SARS-CoV-2-specific memory B cells can persist in the elderly who have lost detectable neutralising antibodies


The Journal of Clinical Investigation

Contributing to research themes:

Memory B cells (MBC) can provide a recall response able to supplement waning antibodies with an affinity-matured response better able to neutralise variant viruses. We studied a cohort of elderly care home residents and younger staff (median age 87yrs and 56yrs respectively) who had survived COVID-19 outbreaks with only mild/asymptomatic infection. The cohort was selected to enrich for a high proportion who had lost neutralising antibodies (nAb), to specifically investigate the reserve immunity from SARS-CoV-2-specific MBC in this setting. Class-switched spike and RBD-tetramer-binding MBC persisted five months post-mild/asymptomatic SARS-CoV-2 infection, irrespective of age. The majority of spike/RBD-specific MBC had a classical phenotype but activated memory B cells, that may indicate ongoing antigenic stimulation or inflammation, were expanded in the elderly. Spike/RBD-specific MBC remained detectable in the majority who had lost nAb, although at lower frequencies and with a reduced IgG/IgA isotype ratio. Functional spike/S1/RBD-specific recall was also detectable by ELISpot in some who had lost nAb, but was significantly impaired in the elderly. Our findings demonstrate a reserve of SARS-CoV-2-specific MBC persists beyond loss of nAb, but highlight the need for careful monitoring of functional defects in spike/RBD-specific B cell immunity in the elderly.

Author list:


  1. Division of Infection and Immunity, University College London, London, United Kingdom

  2. Virus Reference Department, Public Health England, London, United Kingdom

  3. Immunisation and Countermeasures Division, Public Health England, London, United Kingdom

  4. Department of Infectious Diseases, King's College London, London, United Kingdom

  5. London Coronavirus Response Cell, Public Health England, London, United Kingdom

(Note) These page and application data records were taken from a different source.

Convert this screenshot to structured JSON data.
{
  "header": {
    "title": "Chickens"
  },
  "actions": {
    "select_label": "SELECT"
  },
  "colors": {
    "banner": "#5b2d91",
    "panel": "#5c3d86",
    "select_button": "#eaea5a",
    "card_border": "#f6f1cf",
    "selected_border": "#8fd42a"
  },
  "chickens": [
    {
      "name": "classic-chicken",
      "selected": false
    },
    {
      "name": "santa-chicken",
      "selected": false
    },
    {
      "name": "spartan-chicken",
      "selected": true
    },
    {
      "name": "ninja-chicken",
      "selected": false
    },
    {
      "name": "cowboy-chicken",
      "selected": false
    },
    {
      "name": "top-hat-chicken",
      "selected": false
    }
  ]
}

Anna Jeffery-Smith,1 Alice R. Burton,1 Sabela Lens,1 Chloe Rees-Spear,1 Jessica Davies,1 Monika Patel,2 Robin Gopal,2 Luke Muir,1 Felicity Aiano,3 Katie J. Doores,4 J. Yimmy Chow,5 Shamez N. Ladhani,3 Maria Zambon,2 Laura E. McCoy,1 and Mala K. Maini.1